“We’ve now got everything within NetSuite – our warehousing and inventory, customer relationship management, our demand planning and forecasting,” says Philip Bagnall, the company’s head of operations.
One of the major concerns of manufacturers when adopting the cloud is reliability. Are resources that are stored off-site as accessible as those physically on the premises?
Bagnall says he is focused more on maintaining the uptime of the company’s Internet connection than worrying about the uptime of the cloud. “This way I’ve no need to worry about a server,” he says. “In a worst-case scenario, the team is able to work off-site from home.”
Perhaps the biggest concern of businesses with regard to the use of cloud computing is the availability and security of data once it is hosted with a third-party provider.
This hasn’t been an issue for Imperia & Monferrina. Ancona says his system shows uptime of 99.95 percent. Meanwhile SAP’s Denecken says the solid track record of many providers has diminished security fears, and uptake is accelerating. “In just the past year we’ve seen tremendous growth rates, even in regions like China and Central Europe,” Denecken says.
But what does the future hold? One of the growth drivers of cloud adoption among manufacturers is the ability to streamline supply chains.
At Trunki, Bagnall sees the cloud as well suited to the company’s long-term plans to tighten supply chains and integrate more tightly with its customers, including linking with their electronic-data-interchange systems.
Denecken says logistics is now proving to be a growth driver for cloud computing within manufacturing, as cloud solutions can provide a collaborative way of addressing logistics through the exchange of information.

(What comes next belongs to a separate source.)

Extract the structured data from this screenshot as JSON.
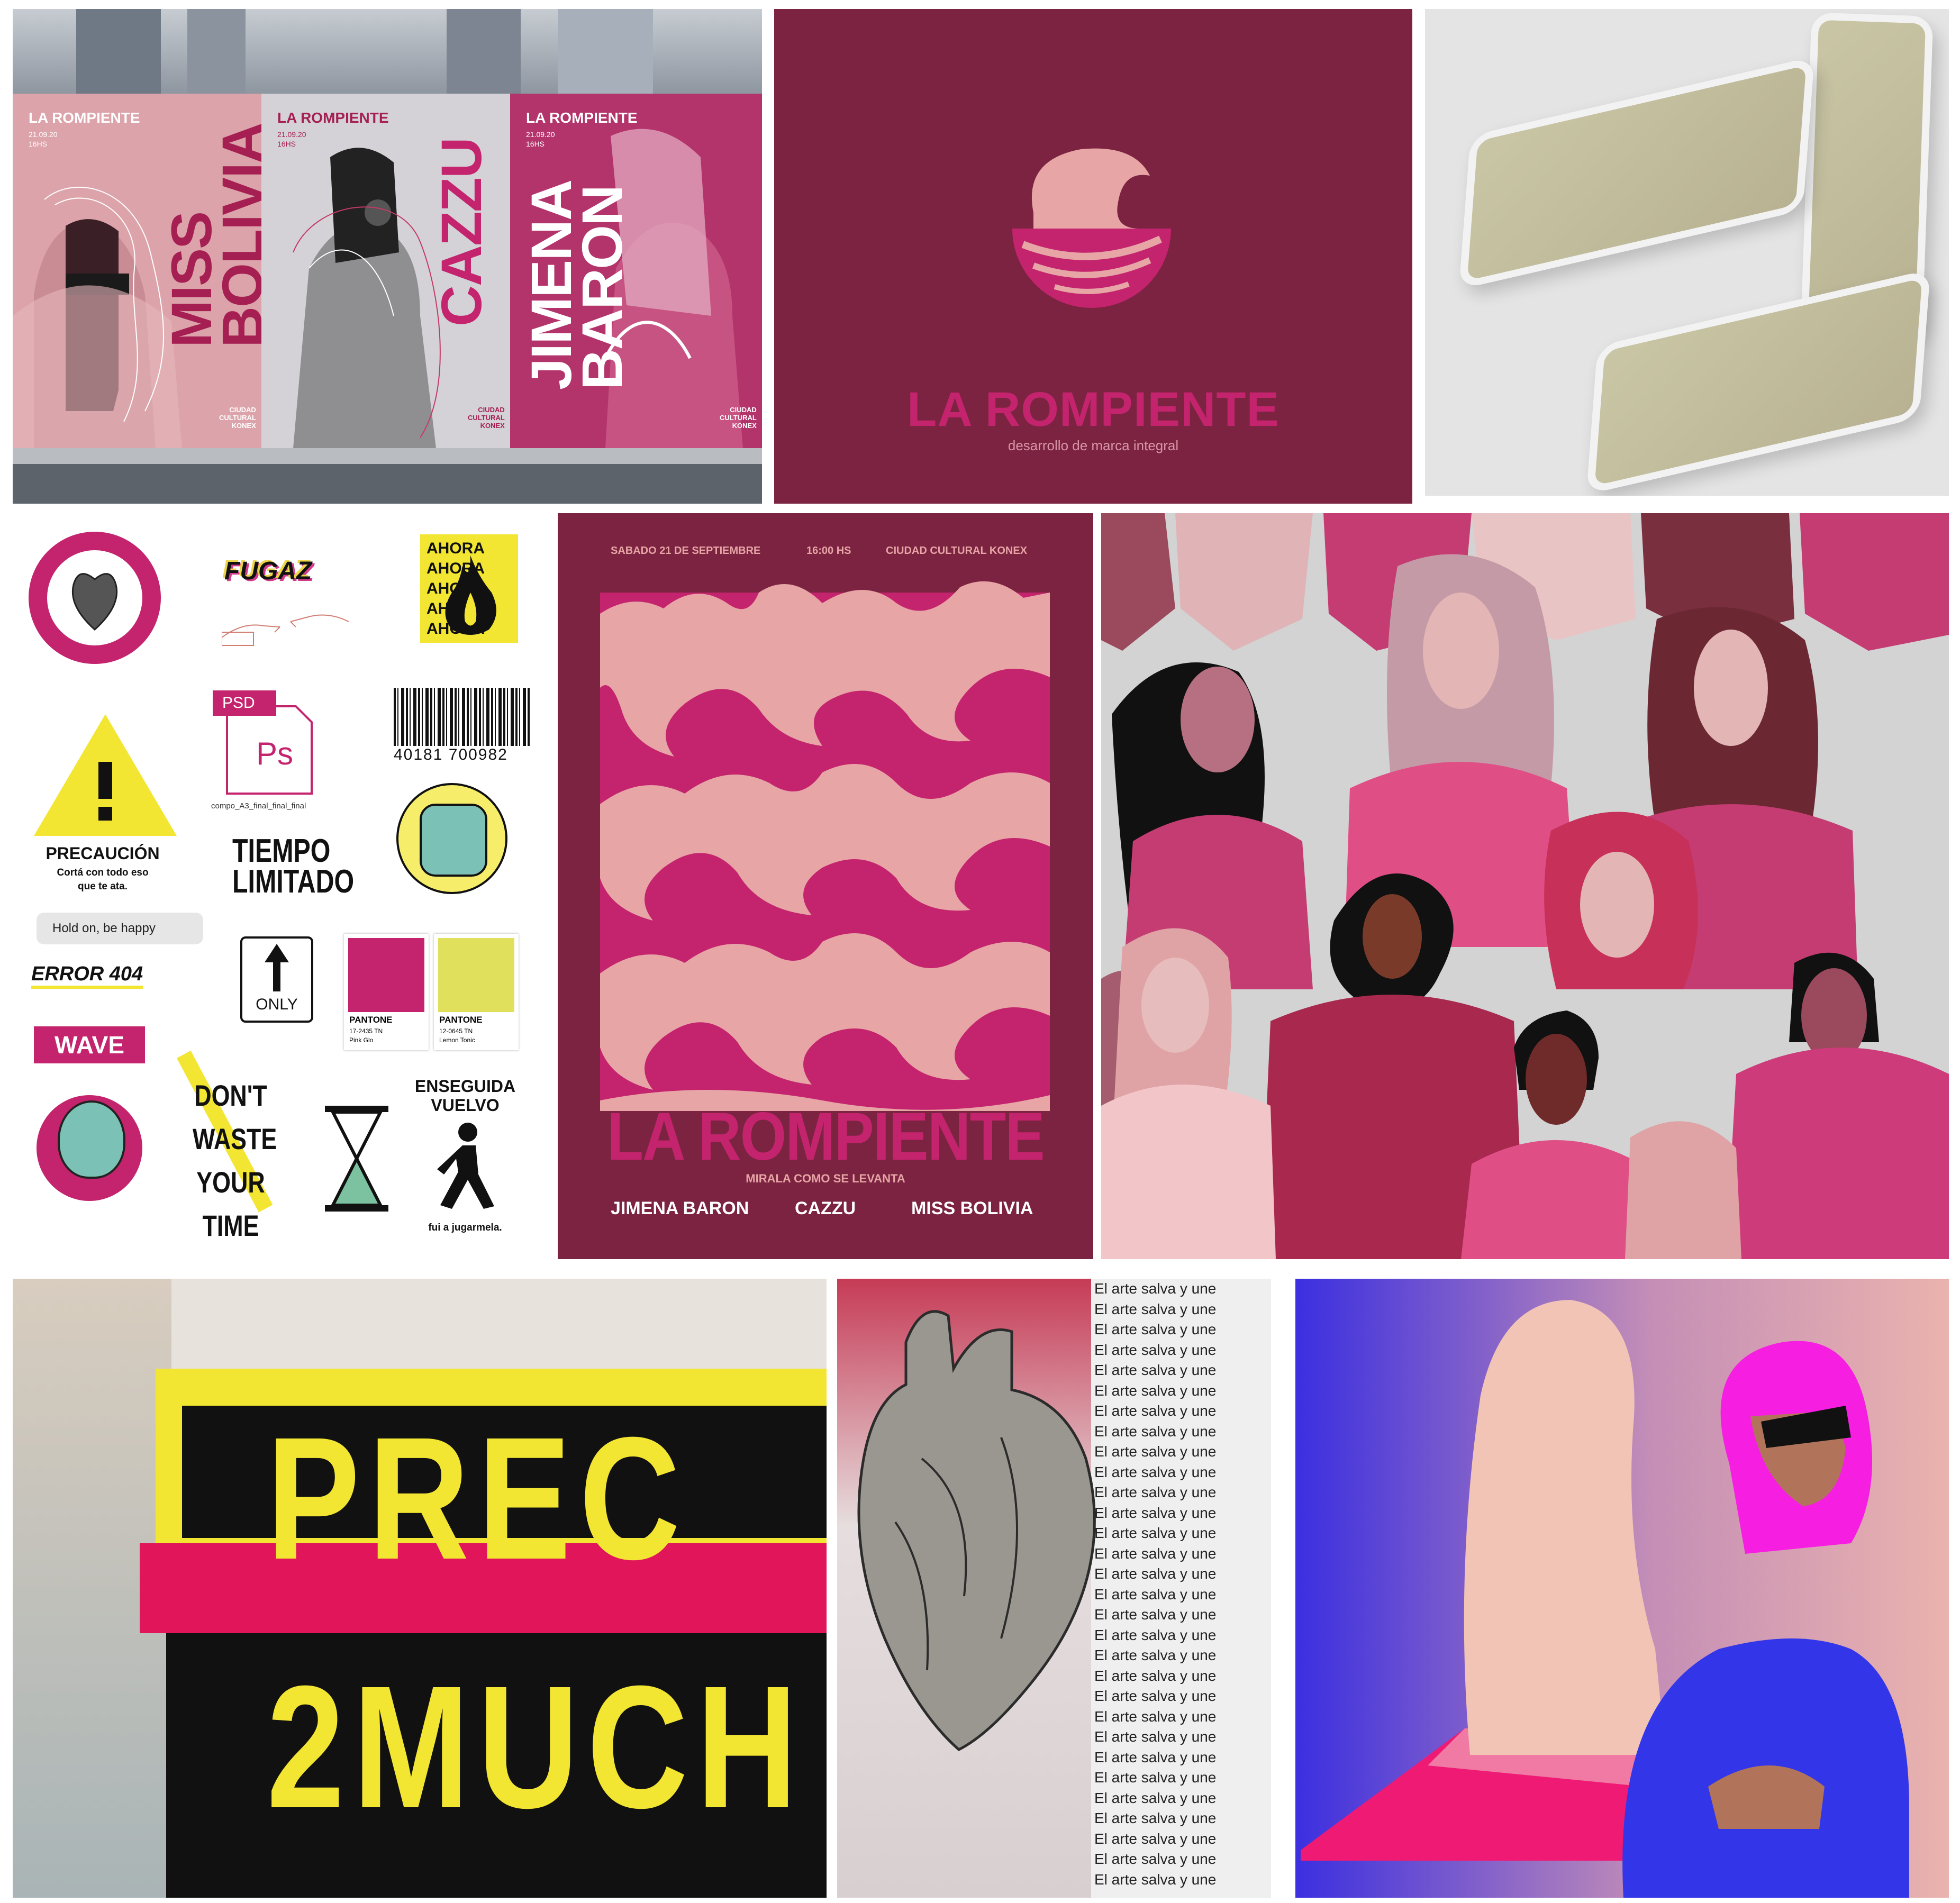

“A cloud solution brings about a network effect by bringing together different trading partners and logistical partners,” Denecken says. “And as more partners switch to the cloud, the benefits multiply.”